Considerations Before Applying for a Credit Card in College
There are lots of good reasons to have a credit card in college. But are you in the right position to have one? To help you decide, here are some questions you could ask yourself:
- Am I financially ready? Consider your situation. Do you have a regular source of income? Are you able to pay off the statement balance or at least the minimum payment every month? Are you responsible with your spending?
- Do I understand the basics? Learning about responsible card use before you apply could make managing a credit card easier. It’s also a good idea to make sure you understand how credit card interest works.
- Can I handle all the possible consequences? You know the benefits, but consider the potential drawbacks. You could be tempted to overspend. There could be fees and interest charges. You’ll be legally responsible for repaying your debt. And if you don’t use your card responsibly, you could damage your credit score. That could hurt your long-term goals—things like owning a home or buying a car.
Credit Card Options for College Students
If you’ve weighed the pros and cons and decided to go for it, you can start thinking about what type of card makes sense for you. If you use them responsibly, the following options could be a good entry point into the world of credit.
- Student credit card: Having a student credit card isn’t that different from having a traditional credit card. But it might be more suited to students, with features like credit-tracking tools that can help you build a healthy relationship with credit. For example, the Journey student credit card from Capital One gives you 1% cash back on every purchase—with no annual fee. And if you pay your bill on time, you’ll boost your cash back to 1.25% for that month. Plus, Journey cardholders may be automatically considered for a credit line increase in as few as six months.
- Secured credit card: With a secured credit card, you deposit an amount of money that the issuer holds as collateral. This is sometimes known as a security deposit. For example, the Secured Mastercard® from Capital One has refundable security deposits of $49, $99 or $200—depending on your creditworthiness—for an initial credit line of $200. If approved, you’ll get a credit card account with an initial credit limit. You can then use the card to make purchases just like you would with other credit cards.
- Authorized user on someone else’s credit card: Becoming an authorized user means you get a card linked to an existing account that you’re authorized to use. The account could belong to a friend or family member—whoever is willing to add you to their credit card account. You’ll get your own card linked to the account’s line of credit. But the primary cardholder is ultimately the one who is responsible for the account. But the CFPB says negative actions, such as late payments, could affect both your credit scores if they’re reported to credit bureaus.
Ready to Apply?

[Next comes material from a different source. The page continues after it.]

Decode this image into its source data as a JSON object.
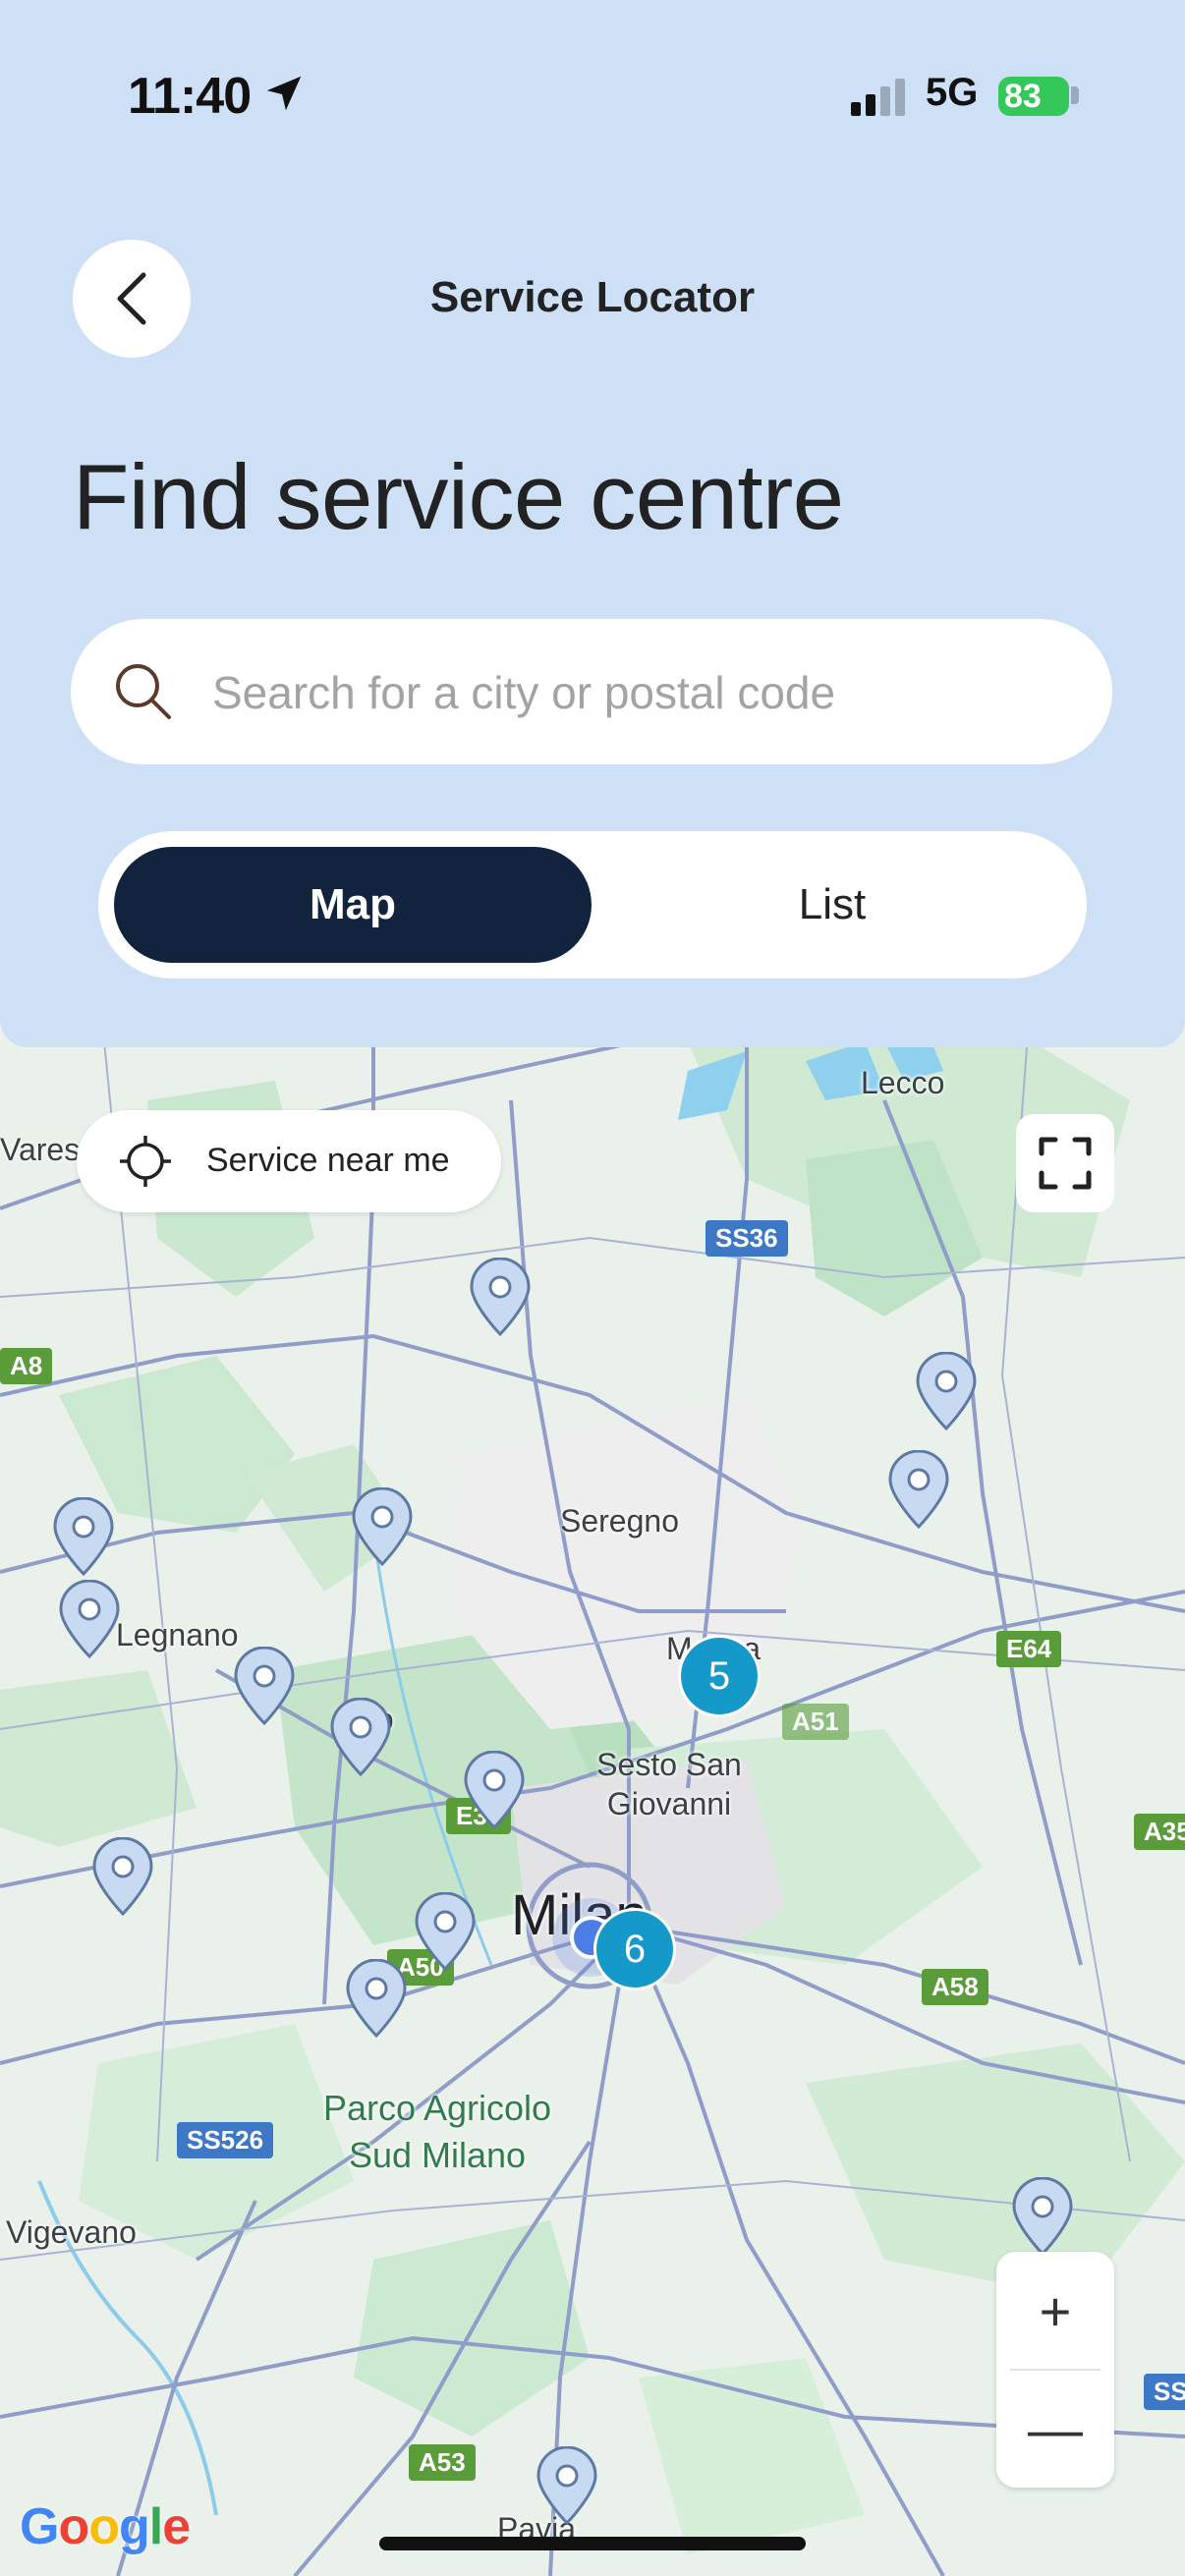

Getting a credit card in college is an exciting milestone. If you’ve decided you’re ready for it, you could consider applying for the Journey student credit card from Capital One.
Or you can see if you’re pre-approved for some Capital One credit cards, like the Secured Mastercard® from Capital One. The pre-approval process is quick and only requires some basic info. And finding out if you’re pre-approved before you apply won’t hurt your credit score.
Government and private relief efforts vary by location and may have changed since this article was published. Consult a financial adviser or the relevant government agencies and private lenders for the most current information.
We hope you found this helpful. Our content is not intended to provide legal, investment or financial advice or to indicate that a particular Capital One product or service is available or right for you. For specific advice about your unique circumstances, consider talking with a qualified professional.